◆ The task ◆
Among the entries, which lines carry the string "index"? Copy each of them.

◆ Extracted records ◆

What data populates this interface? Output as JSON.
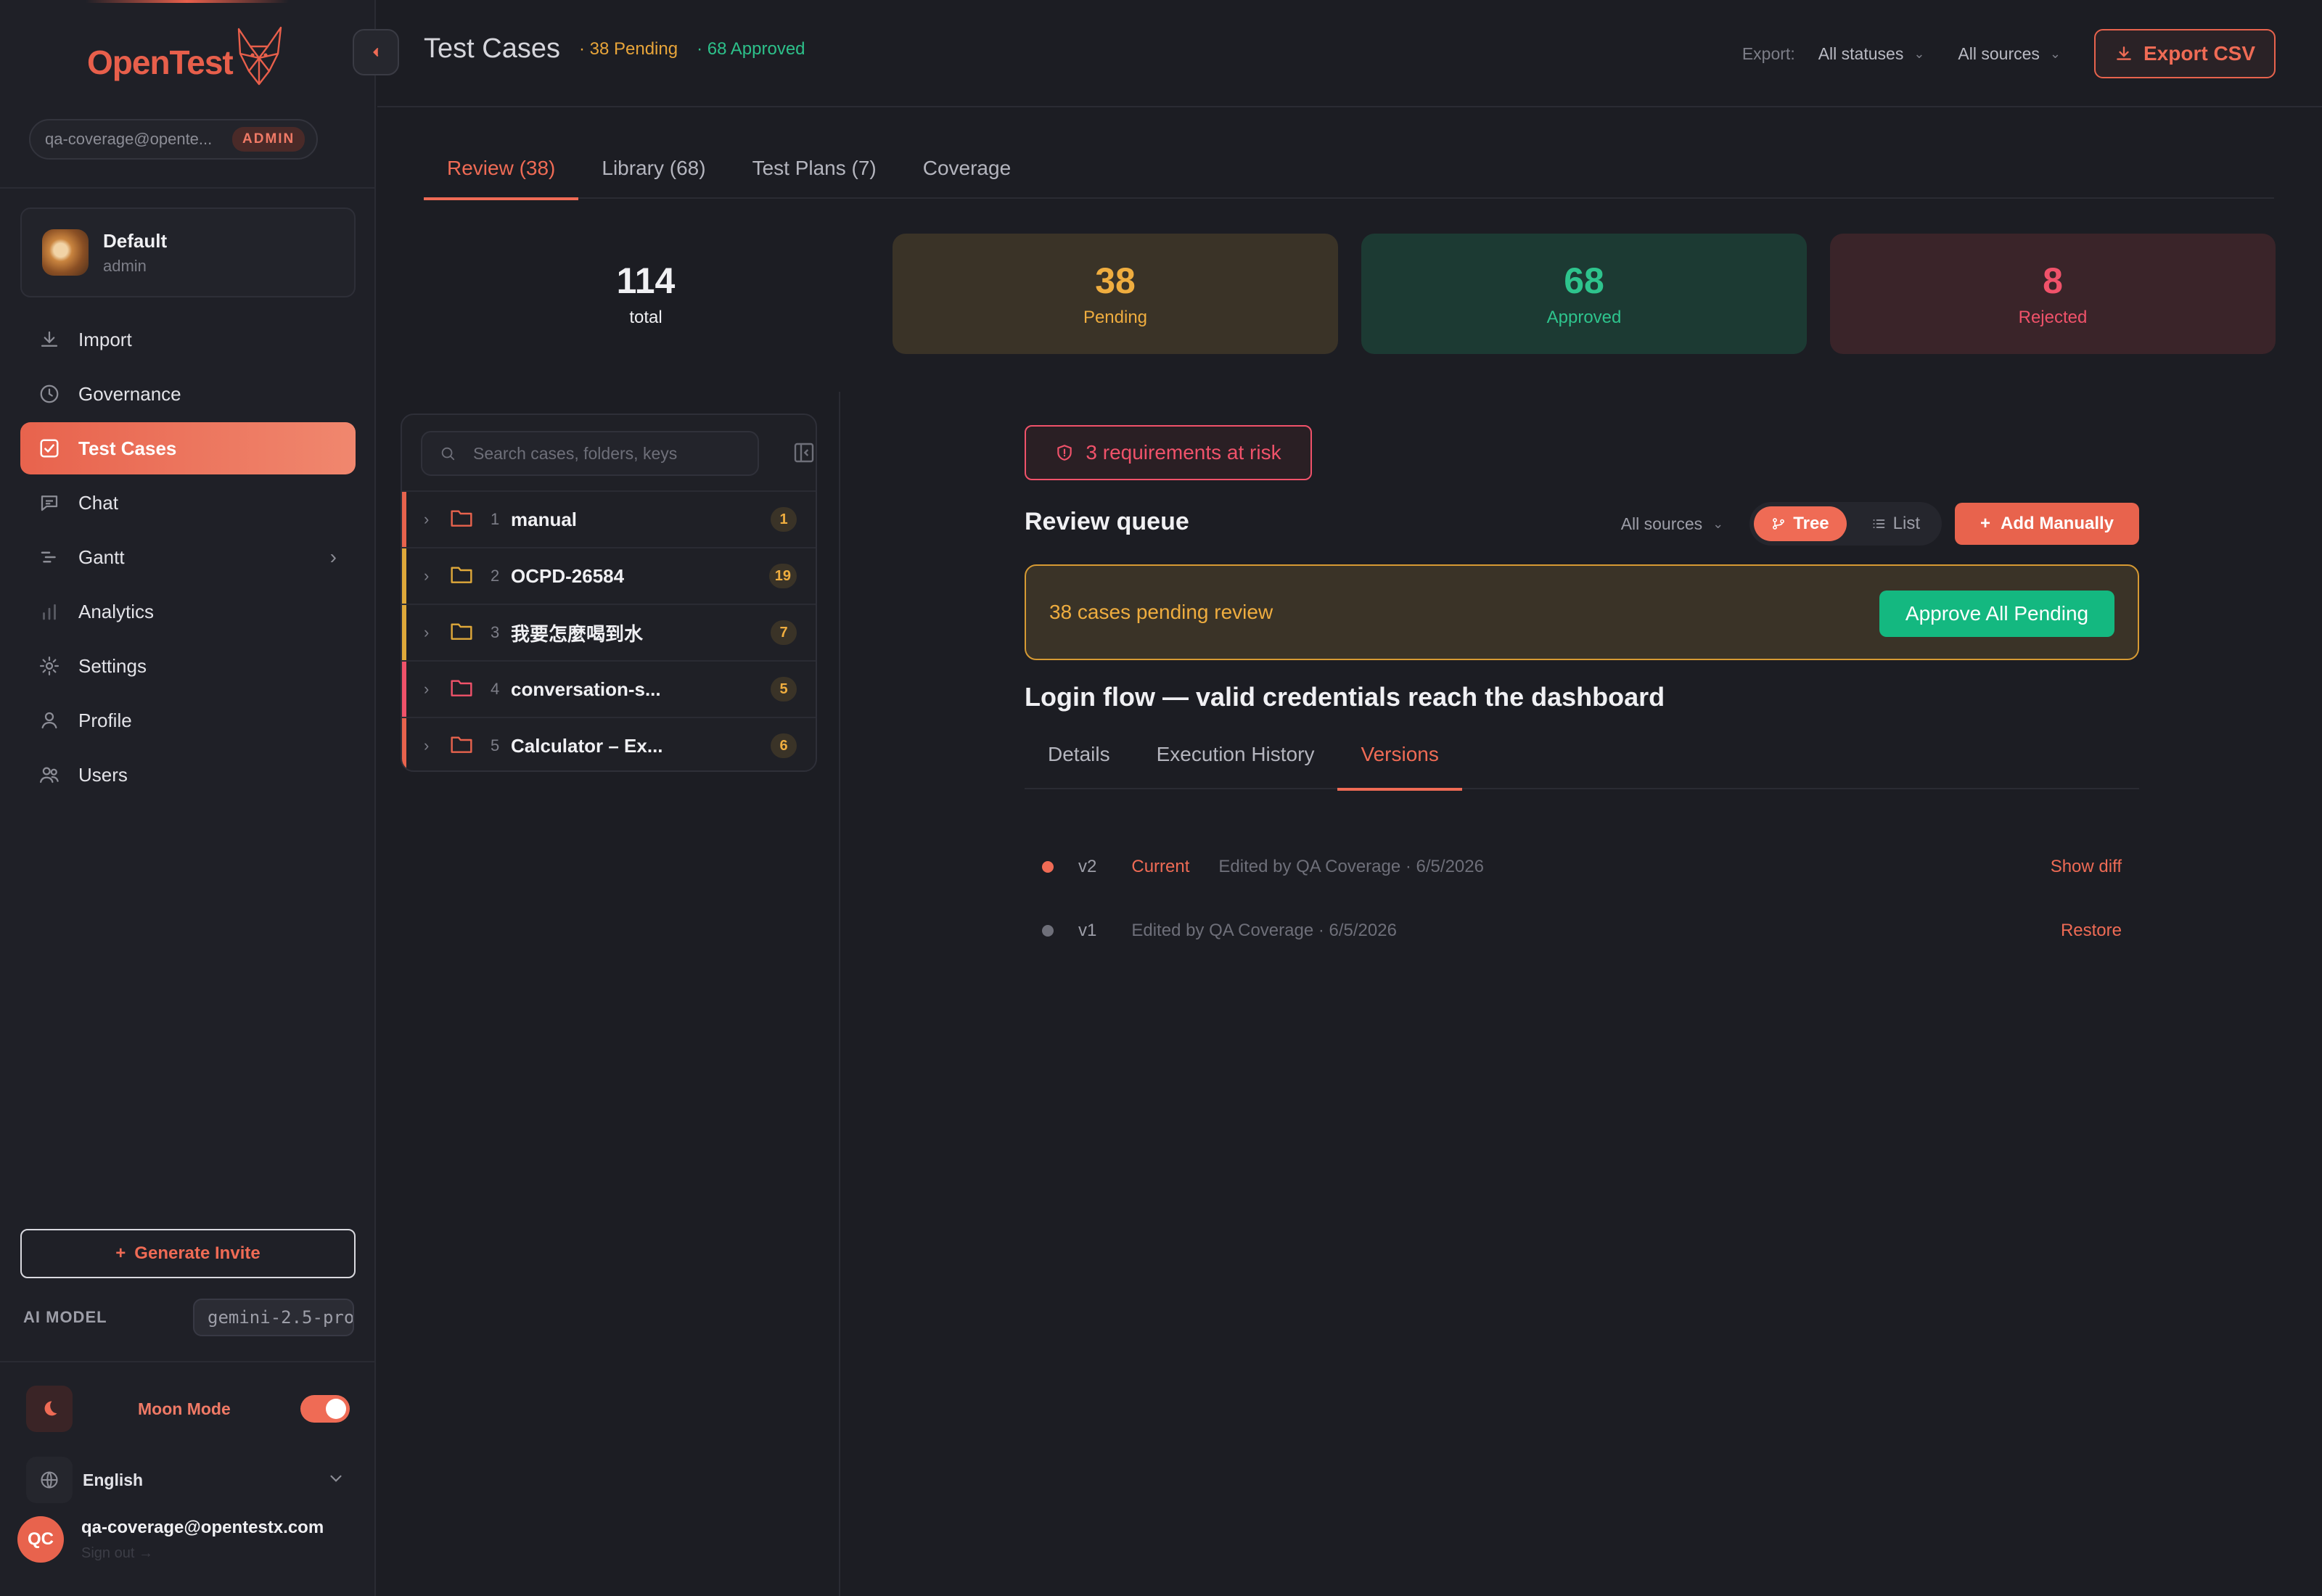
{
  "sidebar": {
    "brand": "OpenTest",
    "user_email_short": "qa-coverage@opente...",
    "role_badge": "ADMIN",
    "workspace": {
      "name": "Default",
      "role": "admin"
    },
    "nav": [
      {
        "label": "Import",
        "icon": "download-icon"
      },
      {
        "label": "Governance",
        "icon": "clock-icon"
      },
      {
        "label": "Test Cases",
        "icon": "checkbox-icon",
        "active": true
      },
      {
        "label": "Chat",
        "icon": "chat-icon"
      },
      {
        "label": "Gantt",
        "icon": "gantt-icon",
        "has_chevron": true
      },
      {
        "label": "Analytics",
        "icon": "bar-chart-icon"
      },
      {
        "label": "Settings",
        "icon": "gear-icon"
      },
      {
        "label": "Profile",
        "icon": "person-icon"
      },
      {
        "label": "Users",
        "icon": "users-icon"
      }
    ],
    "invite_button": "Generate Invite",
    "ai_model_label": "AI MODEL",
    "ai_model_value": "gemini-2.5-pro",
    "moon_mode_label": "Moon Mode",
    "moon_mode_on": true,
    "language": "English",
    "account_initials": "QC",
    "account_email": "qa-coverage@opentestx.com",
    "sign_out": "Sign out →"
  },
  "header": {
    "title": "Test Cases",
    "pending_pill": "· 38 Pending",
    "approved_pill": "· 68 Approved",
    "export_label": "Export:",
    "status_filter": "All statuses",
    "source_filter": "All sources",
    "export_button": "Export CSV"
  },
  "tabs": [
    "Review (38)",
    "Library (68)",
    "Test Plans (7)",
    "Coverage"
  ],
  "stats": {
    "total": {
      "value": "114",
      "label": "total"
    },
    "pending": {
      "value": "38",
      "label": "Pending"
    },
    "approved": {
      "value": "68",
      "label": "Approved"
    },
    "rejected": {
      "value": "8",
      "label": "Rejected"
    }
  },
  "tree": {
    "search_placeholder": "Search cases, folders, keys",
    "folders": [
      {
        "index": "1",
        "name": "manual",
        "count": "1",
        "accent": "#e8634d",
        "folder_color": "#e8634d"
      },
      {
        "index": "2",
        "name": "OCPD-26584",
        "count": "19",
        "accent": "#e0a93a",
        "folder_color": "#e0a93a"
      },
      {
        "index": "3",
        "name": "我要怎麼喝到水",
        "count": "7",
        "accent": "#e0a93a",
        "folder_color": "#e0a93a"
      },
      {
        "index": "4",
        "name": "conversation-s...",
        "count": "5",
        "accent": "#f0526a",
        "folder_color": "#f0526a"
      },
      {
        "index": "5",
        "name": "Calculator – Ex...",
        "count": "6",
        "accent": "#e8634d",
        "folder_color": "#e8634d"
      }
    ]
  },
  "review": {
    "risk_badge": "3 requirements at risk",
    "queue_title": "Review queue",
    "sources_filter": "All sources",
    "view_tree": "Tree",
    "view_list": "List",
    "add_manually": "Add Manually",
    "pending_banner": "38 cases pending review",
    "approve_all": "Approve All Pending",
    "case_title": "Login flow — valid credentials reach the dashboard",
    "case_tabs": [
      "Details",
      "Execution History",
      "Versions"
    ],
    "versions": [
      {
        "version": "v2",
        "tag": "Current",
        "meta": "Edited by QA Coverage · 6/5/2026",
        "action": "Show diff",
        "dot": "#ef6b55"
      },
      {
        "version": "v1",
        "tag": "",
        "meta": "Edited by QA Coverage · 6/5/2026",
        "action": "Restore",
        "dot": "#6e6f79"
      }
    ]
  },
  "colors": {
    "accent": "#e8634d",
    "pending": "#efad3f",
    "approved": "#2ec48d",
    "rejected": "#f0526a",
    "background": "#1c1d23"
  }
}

◆ Answer box ◆
        "index": "1",
        "index": "2",
        "index": "3",
        "index": "4",
        "index": "5",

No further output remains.